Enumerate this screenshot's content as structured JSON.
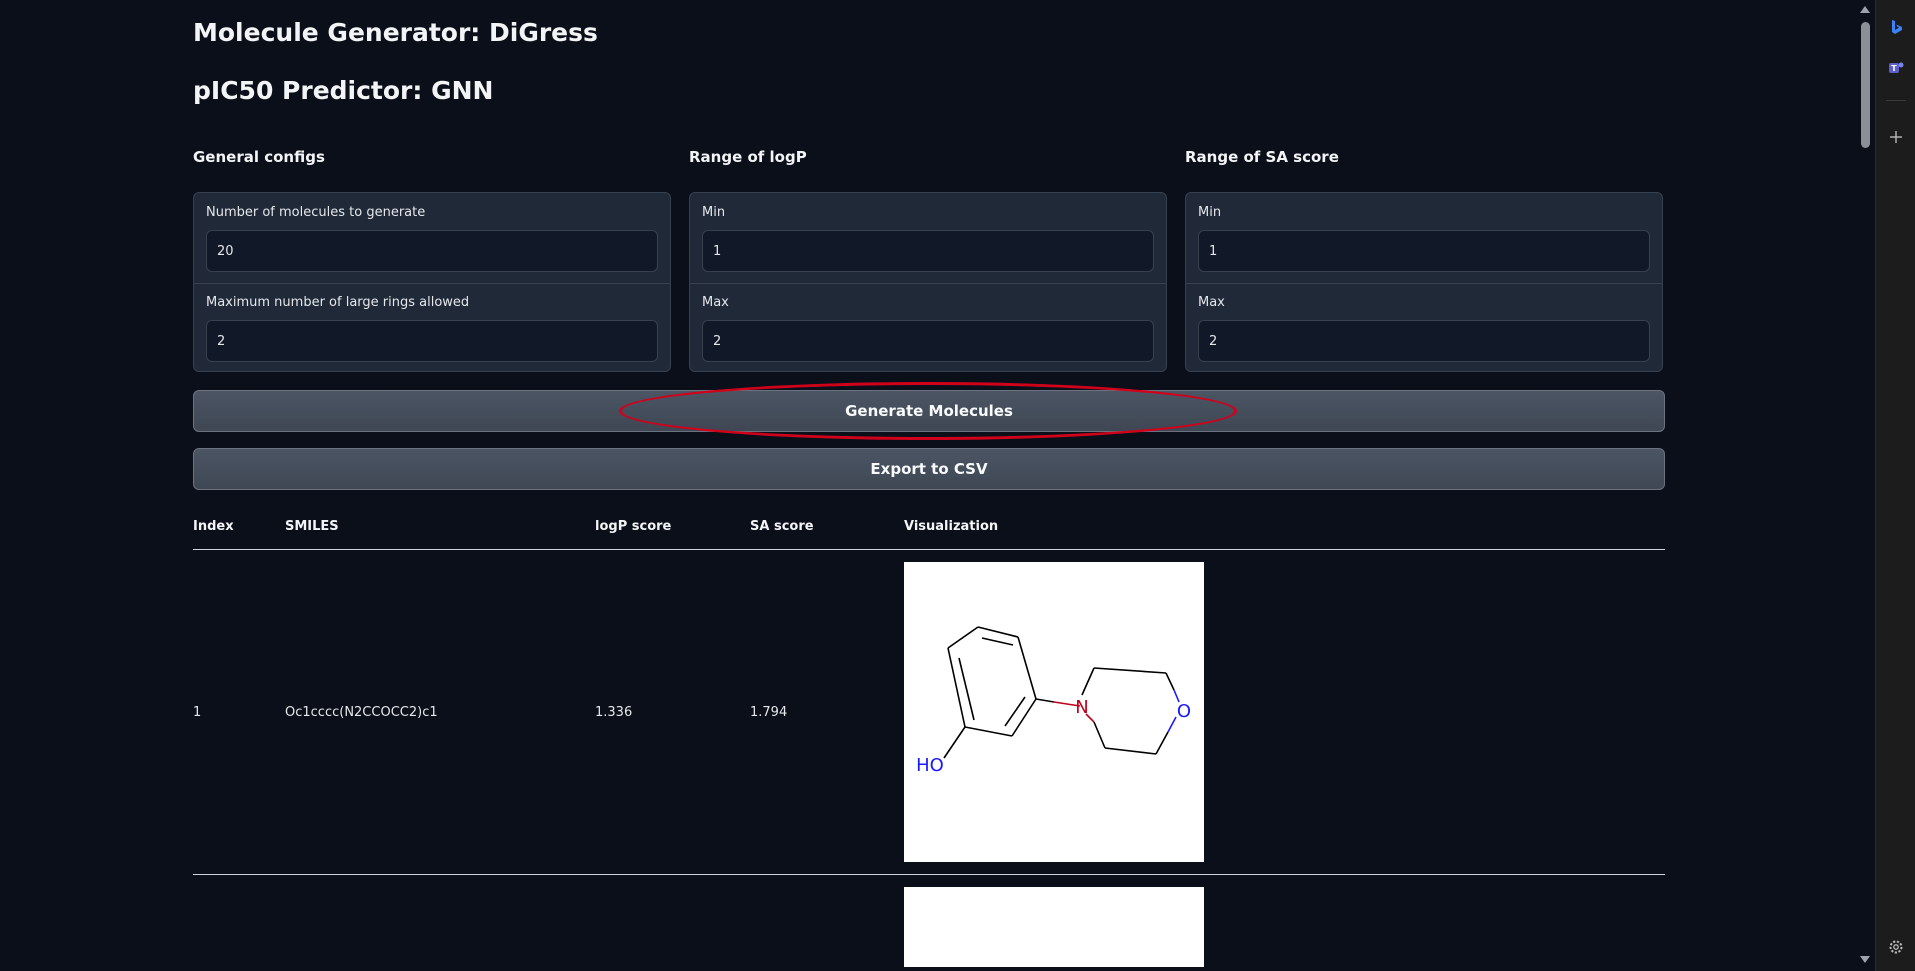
{
  "headings": {
    "molecule_generator": "Molecule Generator: DiGress",
    "predictor": "pIC50 Predictor: GNN"
  },
  "groups": {
    "general": {
      "label": "General configs",
      "field1_label": "Number of molecules to generate",
      "field1_value": "20",
      "field2_label": "Maximum number of large rings allowed",
      "field2_value": "2"
    },
    "logp": {
      "label": "Range of logP",
      "min_label": "Min",
      "min_value": "1",
      "max_label": "Max",
      "max_value": "2"
    },
    "sa": {
      "label": "Range of SA score",
      "min_label": "Min",
      "min_value": "1",
      "max_label": "Max",
      "max_value": "2"
    }
  },
  "buttons": {
    "generate": "Generate Molecules",
    "export": "Export to CSV"
  },
  "table": {
    "headers": [
      "Index",
      "SMILES",
      "logP score",
      "SA score",
      "Visualization"
    ],
    "rows": [
      {
        "index": "1",
        "smiles": "Oc1cccc(N2CCOCC2)c1",
        "logp": "1.336",
        "sa": "1.794",
        "atoms": {
          "n": "N",
          "o": "O",
          "ho": "HO"
        }
      }
    ]
  },
  "colors": {
    "background": "#0b0f19",
    "panel": "#1f2937",
    "button": "#4b5563",
    "annotation": "#d0021b",
    "nitrogen": "#c0001a",
    "oxygen": "#1a1aff"
  },
  "sidebar_icons": [
    "bing-icon",
    "teams-icon",
    "add-icon",
    "settings-icon"
  ]
}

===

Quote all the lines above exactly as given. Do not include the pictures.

### RESULT OF THE TASK
Enumerate this screenshot's content as structured JSON.
{
  "headings": {
    "molecule_generator": "Molecule Generator: DiGress",
    "predictor": "pIC50 Predictor: GNN"
  },
  "groups": {
    "general": {
      "label": "General configs",
      "field1_label": "Number of molecules to generate",
      "field1_value": "20",
      "field2_label": "Maximum number of large rings allowed",
      "field2_value": "2"
    },
    "logp": {
      "label": "Range of logP",
      "min_label": "Min",
      "min_value": "1",
      "max_label": "Max",
      "max_value": "2"
    },
    "sa": {
      "label": "Range of SA score",
      "min_label": "Min",
      "min_value": "1",
      "max_label": "Max",
      "max_value": "2"
    }
  },
  "buttons": {
    "generate": "Generate Molecules",
    "export": "Export to CSV"
  },
  "table": {
    "headers": [
      "Index",
      "SMILES",
      "logP score",
      "SA score",
      "Visualization"
    ],
    "rows": [
      {
        "index": "1",
        "smiles": "Oc1cccc(N2CCOCC2)c1",
        "logp": "1.336",
        "sa": "1.794",
        "atoms": {
          "n": "N",
          "o": "O",
          "ho": "HO"
        }
      }
    ]
  },
  "colors": {
    "background": "#0b0f19",
    "panel": "#1f2937",
    "button": "#4b5563",
    "annotation": "#d0021b",
    "nitrogen": "#c0001a",
    "oxygen": "#1a1aff"
  },
  "sidebar_icons": [
    "bing-icon",
    "teams-icon",
    "add-icon",
    "settings-icon"
  ]
}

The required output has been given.